Archive for the ‘News – crazy and otherwise’ Category

Roadrunner Records has announced today that they have added Canadian prog rock power trio Rush to the family. Check out the press release from Roadrunner below for more details.

Press release

Roadrunner Records is pleased to announce a new worldwide partnership with Anthem Records and rock trio Rush. The band will remain on Anthem/Universal Music in Canada only.

“We have tremendous respect for Roadrunner Records, and what Cees Wessels and Jonas Nachsin have built on a worldwide level. After years of Roadrunner pursuing the band, Tom Lipsky presented a deal that worked and the timing was right. We wanted to be at a label focused on the rock genre – and that’s Roadrunner,” said Ray Danniels, manager of Rush. [read]


You know what that lady above has in her hands?  That’s 64GB of speedy SATA interfaced-iSSD goodness.  That little postage stamp sized chip, which weighs about as much as a paper clip can be plopped on a computer motherboard (or an iPhone, iPod, etc) and act as a boot drive or as speedy storage.

What I’d like to see is a kit (OWC?) that allows one of these to be inserted on top of a hard drive in a MacBook, allowing a dual drive system.  Seems reasonable, right?  [read]

Studies show children with musical training have more neural activity in response to changes in pitch during speech than those without such training. An enhanced ability to detect changes in pitch might help musicians better judge emotion in speech or distinguish a statement from a question. Musically trained children have better vocabularies and reading abilities than children who don’t have this musical education.

The musically trained may also fare better when learning a foreign language. Musicians are better able to put together sound patterns into words for a foreign language, the researchers say. [read]

With so many talented Photoshop artists in the world, these boneheads hired and idiot hack.

BP Photoshops Another Official Image TerriblyThis week it came to light that BP had photoshopped—poorly—an official image of their crisis command center. Apparently, that wasn’t an isolated incident. Let’s take a closer look at this view from a helicopter, shall we? UPDATED:

The photo, sent in by a tipster and entitled “View of the MC 252 site from the cockpit of a PHI S-92 helicopter 26 June 2010,” shows up here, a section of BP’s website that hopes to explain their response effort through pictures. This one, sadly, is fabricated. [read]

FACEBOOK – Five-hundred million’s an awful big number.

It’s the world’s population divided by 14. It’s the approximate number of people living in European Union countries. It’s the combined population of Latin America, minus Columbia and Argentina.

It’s also the number of global active users on Facebook as of this morning, the company made known in a video and blog post today. The milestone was widely anticipated this week, but is no less stunning for having been predicted.

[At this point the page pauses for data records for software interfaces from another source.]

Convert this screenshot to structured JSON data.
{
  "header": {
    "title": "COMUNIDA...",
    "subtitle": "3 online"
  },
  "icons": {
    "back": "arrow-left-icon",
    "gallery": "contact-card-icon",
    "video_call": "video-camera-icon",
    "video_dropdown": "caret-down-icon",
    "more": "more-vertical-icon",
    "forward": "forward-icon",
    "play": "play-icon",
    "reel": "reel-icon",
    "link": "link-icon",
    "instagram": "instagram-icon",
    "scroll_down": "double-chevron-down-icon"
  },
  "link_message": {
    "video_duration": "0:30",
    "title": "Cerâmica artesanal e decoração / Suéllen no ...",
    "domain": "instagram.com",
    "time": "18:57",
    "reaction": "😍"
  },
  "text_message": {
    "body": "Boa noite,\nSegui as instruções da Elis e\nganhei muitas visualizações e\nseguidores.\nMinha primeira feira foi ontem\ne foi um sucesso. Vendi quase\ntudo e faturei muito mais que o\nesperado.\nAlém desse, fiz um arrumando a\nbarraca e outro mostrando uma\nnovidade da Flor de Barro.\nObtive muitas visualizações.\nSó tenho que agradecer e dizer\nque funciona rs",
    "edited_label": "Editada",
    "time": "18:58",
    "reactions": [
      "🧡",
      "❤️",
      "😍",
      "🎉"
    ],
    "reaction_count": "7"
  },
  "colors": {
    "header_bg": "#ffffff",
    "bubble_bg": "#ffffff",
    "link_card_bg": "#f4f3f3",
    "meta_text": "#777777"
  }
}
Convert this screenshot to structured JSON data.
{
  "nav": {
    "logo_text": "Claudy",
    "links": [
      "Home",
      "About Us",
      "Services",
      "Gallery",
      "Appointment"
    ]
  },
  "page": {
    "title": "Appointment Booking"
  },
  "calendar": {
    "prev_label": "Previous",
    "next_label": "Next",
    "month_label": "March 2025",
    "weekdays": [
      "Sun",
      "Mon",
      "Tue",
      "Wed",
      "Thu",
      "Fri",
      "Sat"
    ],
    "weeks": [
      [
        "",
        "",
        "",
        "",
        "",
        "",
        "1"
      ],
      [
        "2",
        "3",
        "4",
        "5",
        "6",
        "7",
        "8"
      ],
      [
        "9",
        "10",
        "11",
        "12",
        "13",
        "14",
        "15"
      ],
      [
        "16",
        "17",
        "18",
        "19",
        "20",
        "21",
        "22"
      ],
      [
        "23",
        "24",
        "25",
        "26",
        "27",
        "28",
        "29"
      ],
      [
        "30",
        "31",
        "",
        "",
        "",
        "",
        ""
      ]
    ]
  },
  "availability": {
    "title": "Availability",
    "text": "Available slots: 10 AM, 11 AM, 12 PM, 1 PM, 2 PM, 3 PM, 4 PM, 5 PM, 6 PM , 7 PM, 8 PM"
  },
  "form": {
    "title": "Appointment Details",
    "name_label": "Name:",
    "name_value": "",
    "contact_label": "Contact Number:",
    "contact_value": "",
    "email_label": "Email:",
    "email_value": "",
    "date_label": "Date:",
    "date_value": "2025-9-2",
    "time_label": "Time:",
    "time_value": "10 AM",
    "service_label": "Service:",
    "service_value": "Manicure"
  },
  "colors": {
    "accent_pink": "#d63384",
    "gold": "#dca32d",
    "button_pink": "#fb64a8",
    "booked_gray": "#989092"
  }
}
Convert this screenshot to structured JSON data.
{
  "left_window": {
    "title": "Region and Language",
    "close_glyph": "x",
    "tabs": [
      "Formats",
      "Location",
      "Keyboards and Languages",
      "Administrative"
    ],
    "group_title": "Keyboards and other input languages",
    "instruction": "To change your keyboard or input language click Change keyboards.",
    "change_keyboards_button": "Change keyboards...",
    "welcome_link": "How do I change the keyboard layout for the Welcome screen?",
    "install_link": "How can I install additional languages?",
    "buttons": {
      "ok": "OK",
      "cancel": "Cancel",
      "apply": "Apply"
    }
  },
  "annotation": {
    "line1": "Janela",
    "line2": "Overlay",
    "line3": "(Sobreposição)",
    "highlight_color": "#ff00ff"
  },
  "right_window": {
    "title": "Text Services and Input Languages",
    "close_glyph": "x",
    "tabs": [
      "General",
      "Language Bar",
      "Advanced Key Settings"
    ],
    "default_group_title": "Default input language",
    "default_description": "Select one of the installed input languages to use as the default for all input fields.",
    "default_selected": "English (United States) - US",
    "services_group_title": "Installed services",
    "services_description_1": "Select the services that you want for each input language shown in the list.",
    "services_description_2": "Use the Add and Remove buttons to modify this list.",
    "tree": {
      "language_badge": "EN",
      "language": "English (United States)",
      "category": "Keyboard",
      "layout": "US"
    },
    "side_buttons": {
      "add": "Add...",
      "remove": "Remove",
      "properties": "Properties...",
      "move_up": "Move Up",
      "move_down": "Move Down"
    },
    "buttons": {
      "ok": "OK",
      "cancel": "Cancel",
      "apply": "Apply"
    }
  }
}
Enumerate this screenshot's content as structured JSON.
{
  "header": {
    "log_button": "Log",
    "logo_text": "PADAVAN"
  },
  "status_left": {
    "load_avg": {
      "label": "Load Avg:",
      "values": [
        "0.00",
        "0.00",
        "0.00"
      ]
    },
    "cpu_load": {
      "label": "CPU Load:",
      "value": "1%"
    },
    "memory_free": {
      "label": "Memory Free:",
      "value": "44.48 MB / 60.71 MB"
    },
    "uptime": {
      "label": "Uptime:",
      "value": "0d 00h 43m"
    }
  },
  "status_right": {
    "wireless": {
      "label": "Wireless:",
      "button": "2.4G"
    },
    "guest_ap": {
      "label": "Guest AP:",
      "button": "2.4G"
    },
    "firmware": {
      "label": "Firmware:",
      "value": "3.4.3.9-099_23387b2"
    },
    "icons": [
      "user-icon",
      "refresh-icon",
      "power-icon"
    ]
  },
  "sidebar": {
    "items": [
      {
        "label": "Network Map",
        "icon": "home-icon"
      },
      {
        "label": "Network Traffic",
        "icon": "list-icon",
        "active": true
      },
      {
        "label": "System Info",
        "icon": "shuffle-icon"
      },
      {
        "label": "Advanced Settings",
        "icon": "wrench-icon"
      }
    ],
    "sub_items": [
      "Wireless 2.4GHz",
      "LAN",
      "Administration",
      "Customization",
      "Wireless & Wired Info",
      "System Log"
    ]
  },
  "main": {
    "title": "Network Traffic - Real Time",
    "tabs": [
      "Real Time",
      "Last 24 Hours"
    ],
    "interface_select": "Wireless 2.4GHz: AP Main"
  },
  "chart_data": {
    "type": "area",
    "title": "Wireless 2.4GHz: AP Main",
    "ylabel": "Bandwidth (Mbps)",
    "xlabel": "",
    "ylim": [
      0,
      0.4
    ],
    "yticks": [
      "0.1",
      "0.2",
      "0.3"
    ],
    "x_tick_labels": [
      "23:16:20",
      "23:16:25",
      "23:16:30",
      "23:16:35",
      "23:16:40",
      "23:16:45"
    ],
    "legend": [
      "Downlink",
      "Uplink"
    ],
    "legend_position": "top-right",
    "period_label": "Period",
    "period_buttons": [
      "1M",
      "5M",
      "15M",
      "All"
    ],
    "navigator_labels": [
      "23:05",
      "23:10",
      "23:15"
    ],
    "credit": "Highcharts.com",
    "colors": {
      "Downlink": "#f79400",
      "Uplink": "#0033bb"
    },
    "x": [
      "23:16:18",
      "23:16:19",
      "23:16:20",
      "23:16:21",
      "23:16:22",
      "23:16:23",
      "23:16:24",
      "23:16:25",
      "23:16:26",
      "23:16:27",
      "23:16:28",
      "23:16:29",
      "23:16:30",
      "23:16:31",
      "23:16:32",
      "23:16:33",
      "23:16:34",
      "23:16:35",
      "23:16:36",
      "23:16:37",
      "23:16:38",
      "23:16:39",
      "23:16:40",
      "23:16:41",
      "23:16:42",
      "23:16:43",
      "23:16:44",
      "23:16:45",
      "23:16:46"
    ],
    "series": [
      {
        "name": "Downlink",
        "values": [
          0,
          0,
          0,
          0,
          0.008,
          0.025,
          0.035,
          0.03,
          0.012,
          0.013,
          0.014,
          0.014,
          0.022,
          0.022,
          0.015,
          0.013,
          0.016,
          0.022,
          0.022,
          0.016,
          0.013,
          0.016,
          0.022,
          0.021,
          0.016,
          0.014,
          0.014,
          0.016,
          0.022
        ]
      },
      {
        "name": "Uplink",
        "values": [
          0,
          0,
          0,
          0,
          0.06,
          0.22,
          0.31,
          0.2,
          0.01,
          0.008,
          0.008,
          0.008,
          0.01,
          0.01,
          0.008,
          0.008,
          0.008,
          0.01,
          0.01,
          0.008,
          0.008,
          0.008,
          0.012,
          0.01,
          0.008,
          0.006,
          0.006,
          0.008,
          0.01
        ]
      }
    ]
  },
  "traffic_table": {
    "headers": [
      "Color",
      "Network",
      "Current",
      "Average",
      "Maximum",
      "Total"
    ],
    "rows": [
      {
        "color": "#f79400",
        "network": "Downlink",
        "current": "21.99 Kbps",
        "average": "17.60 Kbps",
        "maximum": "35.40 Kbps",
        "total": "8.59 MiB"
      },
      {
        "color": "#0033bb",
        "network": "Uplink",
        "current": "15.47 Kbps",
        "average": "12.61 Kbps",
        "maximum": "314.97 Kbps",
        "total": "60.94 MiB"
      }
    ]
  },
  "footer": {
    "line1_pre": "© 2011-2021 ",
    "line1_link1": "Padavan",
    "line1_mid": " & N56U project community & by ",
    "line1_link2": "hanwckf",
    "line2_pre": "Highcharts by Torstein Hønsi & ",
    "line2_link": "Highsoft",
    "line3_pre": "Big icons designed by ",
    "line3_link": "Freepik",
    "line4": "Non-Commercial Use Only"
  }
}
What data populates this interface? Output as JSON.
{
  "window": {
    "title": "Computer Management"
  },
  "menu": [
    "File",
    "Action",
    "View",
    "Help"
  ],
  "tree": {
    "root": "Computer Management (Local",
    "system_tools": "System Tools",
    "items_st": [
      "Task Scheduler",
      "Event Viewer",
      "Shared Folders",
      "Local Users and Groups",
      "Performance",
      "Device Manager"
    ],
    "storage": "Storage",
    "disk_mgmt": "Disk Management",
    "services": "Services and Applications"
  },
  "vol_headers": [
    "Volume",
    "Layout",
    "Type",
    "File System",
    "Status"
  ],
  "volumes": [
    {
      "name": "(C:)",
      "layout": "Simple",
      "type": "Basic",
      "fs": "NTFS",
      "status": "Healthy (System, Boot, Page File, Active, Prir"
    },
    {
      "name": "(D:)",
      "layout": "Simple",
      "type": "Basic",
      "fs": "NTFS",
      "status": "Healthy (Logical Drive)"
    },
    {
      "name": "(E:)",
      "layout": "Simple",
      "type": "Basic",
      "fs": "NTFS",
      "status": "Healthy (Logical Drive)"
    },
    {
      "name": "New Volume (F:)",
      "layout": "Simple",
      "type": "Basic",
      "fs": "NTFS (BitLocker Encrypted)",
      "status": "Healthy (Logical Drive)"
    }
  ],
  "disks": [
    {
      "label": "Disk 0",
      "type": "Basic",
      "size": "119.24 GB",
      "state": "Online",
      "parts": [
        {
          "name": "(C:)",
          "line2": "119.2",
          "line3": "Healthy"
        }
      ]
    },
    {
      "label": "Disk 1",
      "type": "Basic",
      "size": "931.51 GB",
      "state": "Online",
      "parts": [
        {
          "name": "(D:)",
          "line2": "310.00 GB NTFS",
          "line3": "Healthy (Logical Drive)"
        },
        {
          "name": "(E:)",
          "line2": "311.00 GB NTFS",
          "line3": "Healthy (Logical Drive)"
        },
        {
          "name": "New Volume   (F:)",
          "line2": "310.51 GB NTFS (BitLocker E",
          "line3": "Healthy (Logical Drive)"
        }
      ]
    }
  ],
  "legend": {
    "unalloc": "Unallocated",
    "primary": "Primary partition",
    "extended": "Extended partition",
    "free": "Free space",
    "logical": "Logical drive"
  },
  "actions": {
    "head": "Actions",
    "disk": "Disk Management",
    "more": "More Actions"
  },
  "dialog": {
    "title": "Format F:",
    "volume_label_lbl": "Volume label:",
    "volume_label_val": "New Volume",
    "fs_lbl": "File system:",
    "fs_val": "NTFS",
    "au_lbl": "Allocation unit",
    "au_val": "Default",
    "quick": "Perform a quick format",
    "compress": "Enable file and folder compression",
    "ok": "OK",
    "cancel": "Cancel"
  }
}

The company now ranks fourth among global Web properties in terms of unique users, according to comScore. It still lags behind Google (932 million), which will likely be the first Web company to reach 1 billion monthly users, as well as Microsoft (789 million) and Yahoo (622 million). However Facebook’s estimated annual growth rate – 73 percent – eclipses all of those sites. (Since comScore captures visitors who are not registered, its estimates skew higher than Facebook’s internal numbers.) [read]

Unveiled today at the New Music Seminar in New York City, the Ultimate Chart aims to update ancient methods still used to track the popularity of songs and artists. Rather than basing rankings primarily on, for example, physical album and single sales, the Ultimate Chart uses everything from Amazon downloads and Vevo views to Facebook fans and Twitter followers to provide the music industry a chart for the digital age.

“For the first time this is getting beyond but not leaving behind traditional sales and airplay,” said Eric Garland, CEO of Big Champagne, the company behind the chart. “What we’ve tried to do is take everything we know about the ways in which artists and their fans connect and put that into one measure, so that we really know where we stand.” [read]

PARIS – The enigmatic smile remains a mystery, but French scientists say they have cracked a few secrets of the “Mona Lisa.”

French researchers studied seven of the Louvre Museum’s Leonardo da Vinci paintings, including the “Mona Lisa,” to analyze the master’s use of successive ultrathin layers of paint and glaze — a technique that gave his works their dreamy quality.

Specialists from the Center for Research and Restoration of the Museums of France found that da Vinci painted up to 30 layers of paint on his works to meet his standards of subtlety. Added up, all the layers are less than 40 micrometers, or about half the thickness of a human hair, researcher Philippe Walter said Friday. [read]